■ THE TASK ■
Below are the records; copy out every line that holds the word "Catigories".

■ Website and app data records ■
....................

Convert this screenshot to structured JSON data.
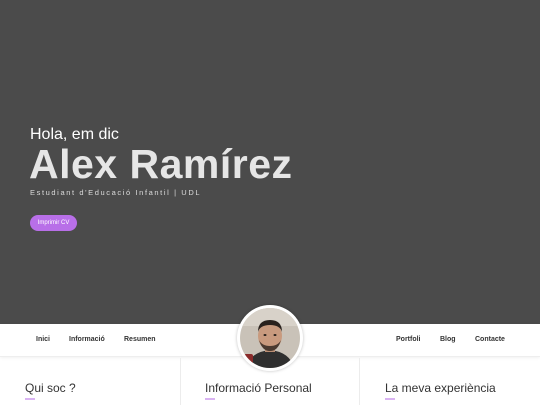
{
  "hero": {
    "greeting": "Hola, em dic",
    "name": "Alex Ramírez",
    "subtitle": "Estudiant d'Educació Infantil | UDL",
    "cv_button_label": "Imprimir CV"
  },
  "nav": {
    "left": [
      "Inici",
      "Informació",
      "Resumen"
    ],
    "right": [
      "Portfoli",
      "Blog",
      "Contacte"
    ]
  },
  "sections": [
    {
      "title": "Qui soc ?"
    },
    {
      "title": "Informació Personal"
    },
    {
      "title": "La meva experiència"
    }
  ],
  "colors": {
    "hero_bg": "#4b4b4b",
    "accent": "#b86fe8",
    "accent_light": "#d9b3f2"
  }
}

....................

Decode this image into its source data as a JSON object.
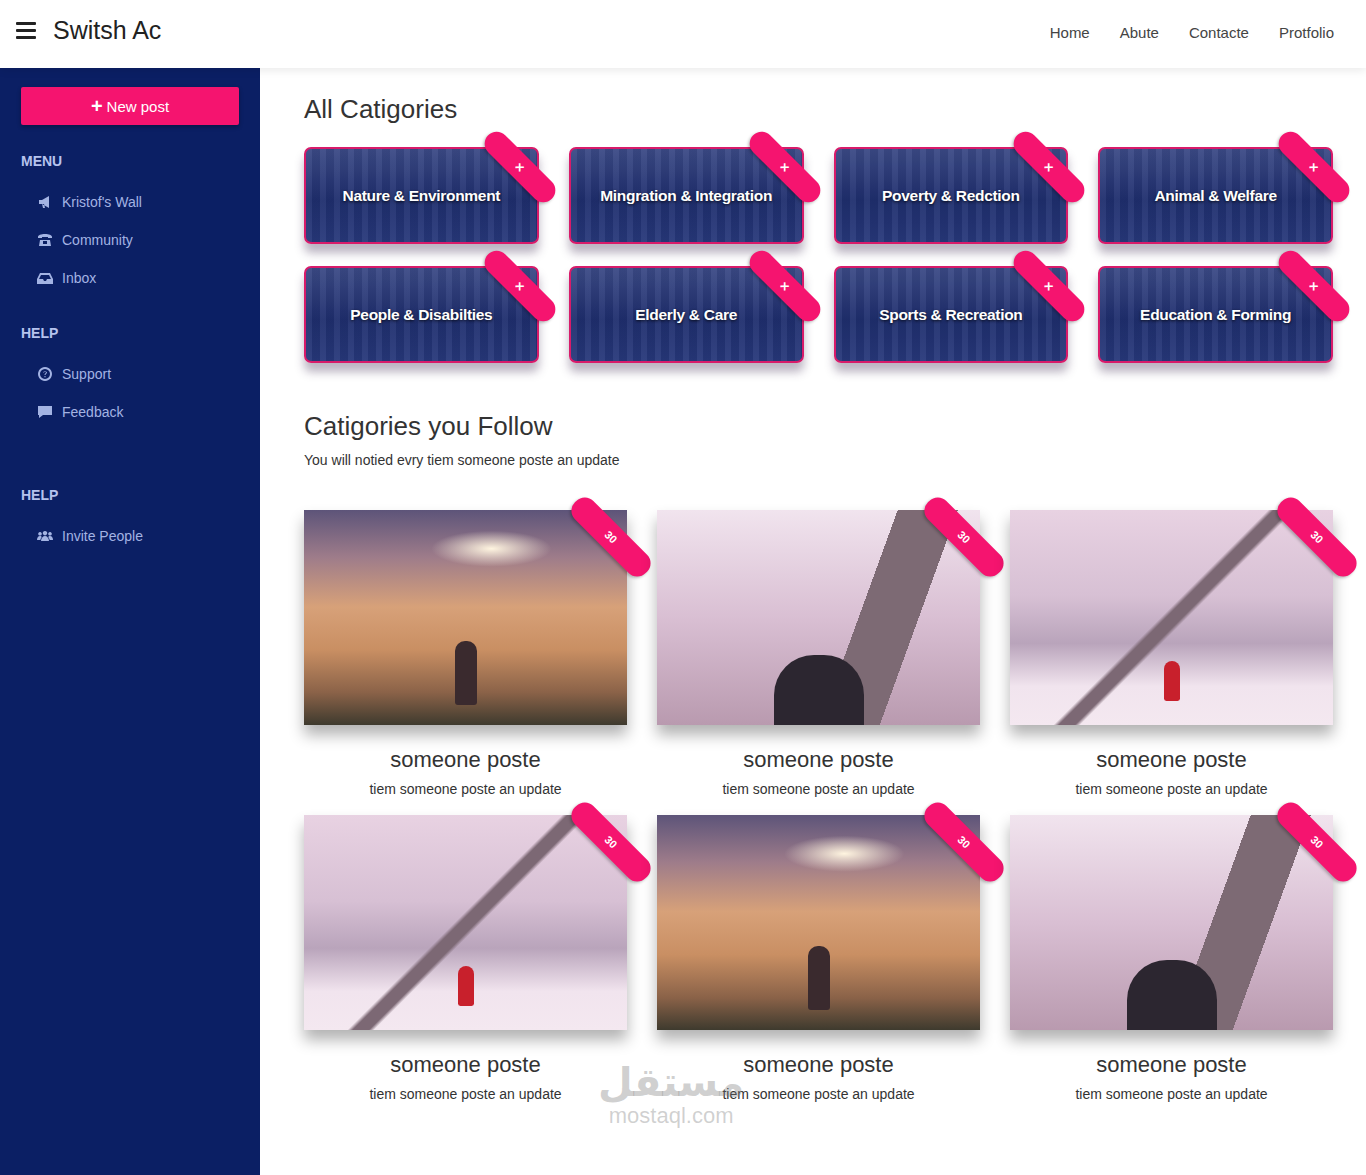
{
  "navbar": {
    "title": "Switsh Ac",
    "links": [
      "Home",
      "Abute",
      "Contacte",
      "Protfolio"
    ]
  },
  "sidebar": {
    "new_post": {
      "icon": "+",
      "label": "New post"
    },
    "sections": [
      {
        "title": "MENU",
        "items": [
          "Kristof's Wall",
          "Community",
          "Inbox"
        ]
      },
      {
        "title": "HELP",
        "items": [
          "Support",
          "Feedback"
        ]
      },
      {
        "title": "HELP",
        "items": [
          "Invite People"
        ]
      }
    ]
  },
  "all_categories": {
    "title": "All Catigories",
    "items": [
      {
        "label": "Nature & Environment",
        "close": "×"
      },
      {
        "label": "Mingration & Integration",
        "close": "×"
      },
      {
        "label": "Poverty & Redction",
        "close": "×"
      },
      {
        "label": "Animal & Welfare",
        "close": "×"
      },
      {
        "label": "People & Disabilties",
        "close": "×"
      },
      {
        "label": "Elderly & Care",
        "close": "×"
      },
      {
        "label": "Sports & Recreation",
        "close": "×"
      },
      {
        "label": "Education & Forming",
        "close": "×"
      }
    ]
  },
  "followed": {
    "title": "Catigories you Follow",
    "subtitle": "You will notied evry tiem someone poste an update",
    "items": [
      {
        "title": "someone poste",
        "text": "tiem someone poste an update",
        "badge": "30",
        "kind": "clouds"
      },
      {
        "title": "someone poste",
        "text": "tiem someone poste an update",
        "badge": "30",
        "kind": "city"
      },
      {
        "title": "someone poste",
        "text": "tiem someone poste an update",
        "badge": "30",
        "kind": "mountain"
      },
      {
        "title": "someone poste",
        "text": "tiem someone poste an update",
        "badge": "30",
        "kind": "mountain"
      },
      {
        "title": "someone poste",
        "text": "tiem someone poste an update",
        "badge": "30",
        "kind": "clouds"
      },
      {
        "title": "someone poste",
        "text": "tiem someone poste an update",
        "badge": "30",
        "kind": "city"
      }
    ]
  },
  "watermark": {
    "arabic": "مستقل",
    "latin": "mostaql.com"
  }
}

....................

■ REPLY TO THE TASK ■
    "title": "All Catigories",
    "title": "Catigories you Follow",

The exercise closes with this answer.